──────── Recorded information

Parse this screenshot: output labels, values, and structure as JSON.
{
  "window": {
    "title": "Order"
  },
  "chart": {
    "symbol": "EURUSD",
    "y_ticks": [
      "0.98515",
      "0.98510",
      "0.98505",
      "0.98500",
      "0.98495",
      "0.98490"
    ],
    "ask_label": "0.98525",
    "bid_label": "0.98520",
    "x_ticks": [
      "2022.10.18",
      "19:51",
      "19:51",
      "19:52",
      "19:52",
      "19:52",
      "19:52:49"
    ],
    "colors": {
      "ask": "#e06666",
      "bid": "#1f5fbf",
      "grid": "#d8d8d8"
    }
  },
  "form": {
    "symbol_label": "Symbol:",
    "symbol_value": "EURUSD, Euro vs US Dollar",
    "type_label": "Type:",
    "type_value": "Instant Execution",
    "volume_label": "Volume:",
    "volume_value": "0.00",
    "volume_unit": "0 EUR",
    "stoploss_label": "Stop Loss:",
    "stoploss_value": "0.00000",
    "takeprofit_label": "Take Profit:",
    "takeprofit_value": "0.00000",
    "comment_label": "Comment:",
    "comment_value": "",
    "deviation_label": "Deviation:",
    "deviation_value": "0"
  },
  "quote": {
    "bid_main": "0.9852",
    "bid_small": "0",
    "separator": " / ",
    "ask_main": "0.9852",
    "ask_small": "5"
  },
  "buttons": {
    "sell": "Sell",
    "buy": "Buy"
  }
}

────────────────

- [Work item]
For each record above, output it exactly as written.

- [Answer to the exercise]
Parse this screenshot: output labels, values, and structure as JSON.
{
  "window": {
    "title": "Order"
  },
  "chart": {
    "symbol": "EURUSD",
    "y_ticks": [
      "0.98515",
      "0.98510",
      "0.98505",
      "0.98500",
      "0.98495",
      "0.98490"
    ],
    "ask_label": "0.98525",
    "bid_label": "0.98520",
    "x_ticks": [
      "2022.10.18",
      "19:51",
      "19:51",
      "19:52",
      "19:52",
      "19:52",
      "19:52:49"
    ],
    "colors": {
      "ask": "#e06666",
      "bid": "#1f5fbf",
      "grid": "#d8d8d8"
    }
  },
  "form": {
    "symbol_label": "Symbol:",
    "symbol_value": "EURUSD, Euro vs US Dollar",
    "type_label": "Type:",
    "type_value": "Instant Execution",
    "volume_label": "Volume:",
    "volume_value": "0.00",
    "volume_unit": "0 EUR",
    "stoploss_label": "Stop Loss:",
    "stoploss_value": "0.00000",
    "takeprofit_label": "Take Profit:",
    "takeprofit_value": "0.00000",
    "comment_label": "Comment:",
    "comment_value": "",
    "deviation_label": "Deviation:",
    "deviation_value": "0"
  },
  "quote": {
    "bid_main": "0.9852",
    "bid_small": "0",
    "separator": " / ",
    "ask_main": "0.9852",
    "ask_small": "5"
  },
  "buttons": {
    "sell": "Sell",
    "buy": "Buy"
  }
}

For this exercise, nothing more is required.